Everyone agreed with me, but I was sure nothing would change. Inertia always wins.
The day was only half over; I was not done.
When I finished the marathon calls to Fallon, I got a call from Humana to remind me I hadn’t made a payment this month.
I hadn’t made the payment because I had cancelled the insurance when I switched to a Medicare Advantage (HMO) program. At the end of November, I had signed up with Fallon, then called Humana to cancel my policy as of the first of the year. I was told that as soon as my new program kicked in, the old policy would be automatically cancelled. There was nothing for me to do.
“Are you sure?” I asked.
“Absolutely,” I was told.
In was the middle of March. Humana was harassing me for money. When they called again, I got a person on the phone, pointed out I’d cancelled the plan.
The representative said that he could see in his records I’d called to cancel. I’d been given incorrect information. I had to send them a letter. I could not cancel by phone. I said I signed up by phone. Why did I have to write a letter to cancel?
“Those are the rules,” he said.
“I want to speak to your manager,” I said. He explained that the manager would tell me the same thing. I pointed out that I didn’t care, I wanted to talk to a manager. I didn’t owe them any money.
He said I’d have to file a dispute to not pay them. Although it was their fault and they could see I called to cancel the policy, I would have to fix the problem, though they caused it.
I thought my head would explode.
The manager reiterated indeed they’d given me incorrect information, but it was my problem. Tough luck lady. I hung up, steam coming out of my ears.
I took a breath, called their other customer service department.
The lady I spoke to looked it up, agreed they had given me erroneous information, contacted the cancellation department and assured me it was fixed. I have a name and a number in case it isn’t. I pointed out they had burned a whole year of good will in an hour. And any further harassment and I’d call the Attorney General and report them for sharp business practices.

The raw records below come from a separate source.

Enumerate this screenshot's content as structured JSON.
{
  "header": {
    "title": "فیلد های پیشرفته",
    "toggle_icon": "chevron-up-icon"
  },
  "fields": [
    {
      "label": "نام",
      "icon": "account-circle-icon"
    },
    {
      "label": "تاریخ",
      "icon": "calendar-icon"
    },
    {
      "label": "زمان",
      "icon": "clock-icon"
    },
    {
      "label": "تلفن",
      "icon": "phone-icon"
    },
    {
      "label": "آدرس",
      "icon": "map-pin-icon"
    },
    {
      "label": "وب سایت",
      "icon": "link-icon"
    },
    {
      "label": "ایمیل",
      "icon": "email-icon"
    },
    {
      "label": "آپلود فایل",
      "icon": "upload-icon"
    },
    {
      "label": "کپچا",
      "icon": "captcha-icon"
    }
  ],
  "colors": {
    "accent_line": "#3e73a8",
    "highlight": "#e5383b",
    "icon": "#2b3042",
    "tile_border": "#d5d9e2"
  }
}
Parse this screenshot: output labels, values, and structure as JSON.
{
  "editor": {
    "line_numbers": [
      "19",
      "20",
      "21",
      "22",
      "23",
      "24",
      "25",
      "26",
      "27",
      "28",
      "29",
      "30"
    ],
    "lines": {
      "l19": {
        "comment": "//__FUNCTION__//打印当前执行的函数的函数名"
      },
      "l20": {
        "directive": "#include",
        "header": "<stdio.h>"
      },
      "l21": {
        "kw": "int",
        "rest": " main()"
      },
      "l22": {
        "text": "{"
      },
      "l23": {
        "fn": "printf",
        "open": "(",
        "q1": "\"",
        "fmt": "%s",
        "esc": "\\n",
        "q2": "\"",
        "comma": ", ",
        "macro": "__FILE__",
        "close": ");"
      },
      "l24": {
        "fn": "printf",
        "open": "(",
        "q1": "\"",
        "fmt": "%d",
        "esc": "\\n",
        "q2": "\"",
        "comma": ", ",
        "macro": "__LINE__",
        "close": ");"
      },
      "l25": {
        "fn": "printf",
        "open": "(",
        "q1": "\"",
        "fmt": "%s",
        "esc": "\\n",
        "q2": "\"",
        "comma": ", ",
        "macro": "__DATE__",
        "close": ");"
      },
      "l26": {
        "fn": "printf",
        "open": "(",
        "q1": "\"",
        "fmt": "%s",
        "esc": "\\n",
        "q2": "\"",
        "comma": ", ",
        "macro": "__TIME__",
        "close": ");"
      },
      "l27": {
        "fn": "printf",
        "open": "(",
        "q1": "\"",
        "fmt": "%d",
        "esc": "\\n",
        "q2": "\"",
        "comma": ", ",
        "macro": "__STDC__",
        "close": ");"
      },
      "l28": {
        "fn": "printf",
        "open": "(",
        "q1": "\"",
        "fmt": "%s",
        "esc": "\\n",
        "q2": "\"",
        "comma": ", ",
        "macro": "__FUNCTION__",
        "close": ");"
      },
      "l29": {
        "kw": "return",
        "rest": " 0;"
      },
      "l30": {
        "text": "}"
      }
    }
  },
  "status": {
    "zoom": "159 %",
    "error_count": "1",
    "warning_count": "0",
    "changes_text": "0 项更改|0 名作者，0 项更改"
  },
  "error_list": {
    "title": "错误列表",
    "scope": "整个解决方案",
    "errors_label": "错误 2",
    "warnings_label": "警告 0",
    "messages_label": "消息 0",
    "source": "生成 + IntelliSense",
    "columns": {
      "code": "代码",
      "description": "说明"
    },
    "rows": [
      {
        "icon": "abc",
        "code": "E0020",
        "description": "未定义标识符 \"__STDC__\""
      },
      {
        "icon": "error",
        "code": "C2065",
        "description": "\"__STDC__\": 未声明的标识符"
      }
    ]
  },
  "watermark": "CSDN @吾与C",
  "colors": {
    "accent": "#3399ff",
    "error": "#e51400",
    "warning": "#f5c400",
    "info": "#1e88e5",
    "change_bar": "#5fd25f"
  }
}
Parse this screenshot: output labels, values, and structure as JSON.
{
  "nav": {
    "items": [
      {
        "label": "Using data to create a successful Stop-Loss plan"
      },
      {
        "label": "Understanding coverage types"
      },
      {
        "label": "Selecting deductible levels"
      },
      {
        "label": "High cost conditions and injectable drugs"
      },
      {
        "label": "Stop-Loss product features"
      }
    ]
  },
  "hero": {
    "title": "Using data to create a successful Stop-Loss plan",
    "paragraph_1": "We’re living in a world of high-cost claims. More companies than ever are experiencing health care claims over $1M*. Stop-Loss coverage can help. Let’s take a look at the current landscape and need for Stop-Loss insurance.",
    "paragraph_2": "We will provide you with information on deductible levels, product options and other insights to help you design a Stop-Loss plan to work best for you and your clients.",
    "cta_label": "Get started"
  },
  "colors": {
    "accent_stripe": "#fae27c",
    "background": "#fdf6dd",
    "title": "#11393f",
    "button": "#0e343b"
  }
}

It had grown dark while all this was going on and as the day had gone from morning to evening.
How come so many incompetent people have jobs? Why are they working when so many more intelligent and better qualified people are out of work? It’s a mystery.